Gov't seeking to levy taxes on virtual currency
The government is seeking to impose taxes on capital gains from transaction of virtual currencies, including bitcoin, according government sources, Sunday. The Ministry of Economy and Finance confirmed it is pushing for the measure to be reflected in tax regulations next year.
"Related discussions have been taking place," a ministry official said. "The revised bill will be drawn up by the first half of next year."
A move to pass a related bill has also been taking place at the National Assembly.
A bill on enhancing the transparency of the
trading of virtual assets awaits passage at sub-committee level. If the bill passes the Assembly's plenary session, it will go into effect one year after the regulation is promulgated.
The government's is seeking to include capital gains tax on virtual currency regardless of the bill's passage.

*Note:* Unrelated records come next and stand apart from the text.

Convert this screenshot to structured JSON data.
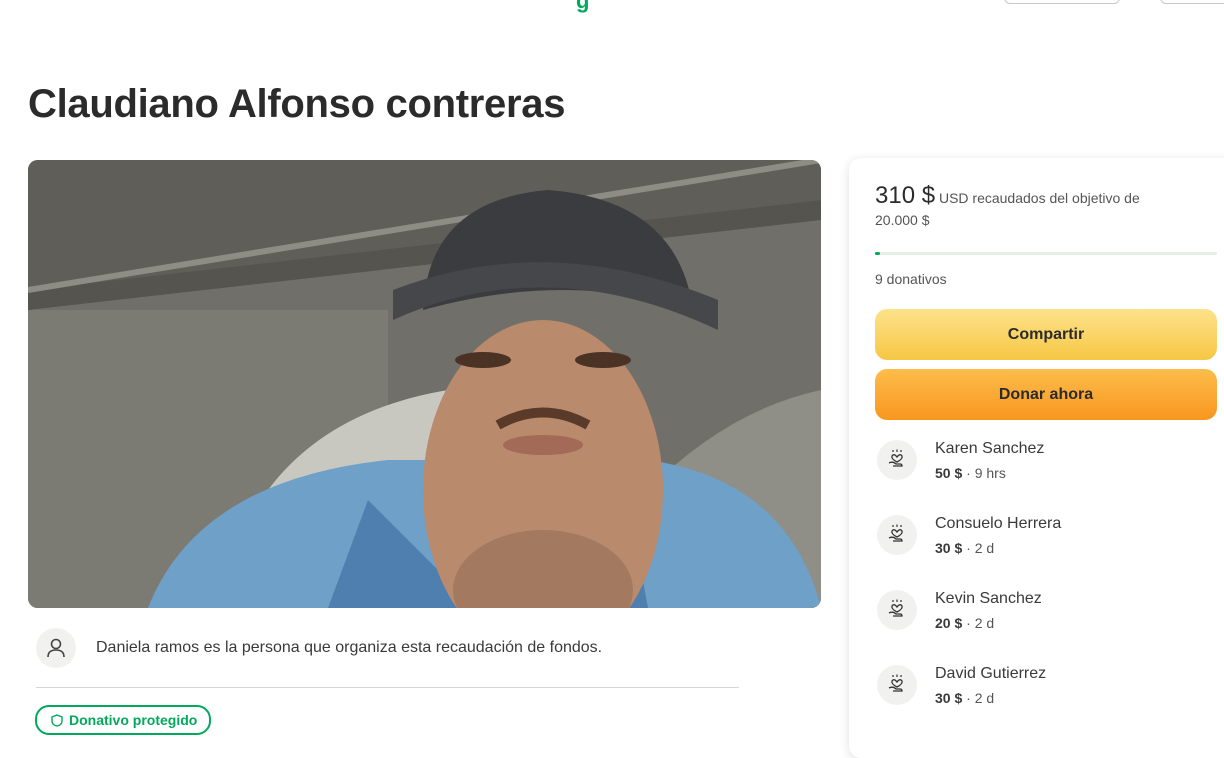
{
  "header": {
    "logo_fragment": "g"
  },
  "campaign": {
    "title": "Claudiano Alfonso contreras",
    "organizer_text": "Daniela ramos es la persona que organiza esta recaudación de fondos.",
    "badge_label": "Donativo protegido"
  },
  "sidebar": {
    "raised_amount": "310 $",
    "raised_label": "USD recaudados del objetivo de",
    "goal": "20.000 $",
    "progress_fraction": 0.0155,
    "donations_count": "9 donativos",
    "share_label": "Compartir",
    "donate_label": "Donar ahora",
    "donors": [
      {
        "name": "Karen Sanchez",
        "amount": "50 $",
        "time": "9 hrs"
      },
      {
        "name": "Consuelo Herrera",
        "amount": "30 $",
        "time": "2 d"
      },
      {
        "name": "Kevin Sanchez",
        "amount": "20 $",
        "time": "2 d"
      },
      {
        "name": "David Gutierrez",
        "amount": "30 $",
        "time": "2 d"
      }
    ],
    "separator": "·"
  },
  "colors": {
    "brand_green": "#02a95c",
    "share_yellow": "#f6c744",
    "donate_orange": "#f8971f"
  },
  "icons": {
    "organizer": "user-outline-icon",
    "donor": "heart-hand-icon",
    "badge": "shield-check-icon"
  }
}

But for this to be reflected in regulations, there needs to be a more precise definition of virtual assets.
The government also needs to decide if it will consider gains from the trading of virtual assets as the type of gains coming from stock trading or real estate transactions.
If this is the case, the government needs to obtain trading records from virtual currency exchanges, to be able to levy taxes accordingly.
The bill on trading of virtual assets requires virtual currency
exchange operators to identify traders and retain separate records for each trader.
However, unlike share prices the price of virtual currencies varies according to exchange, so it is more complicated to determine market price at the trading point.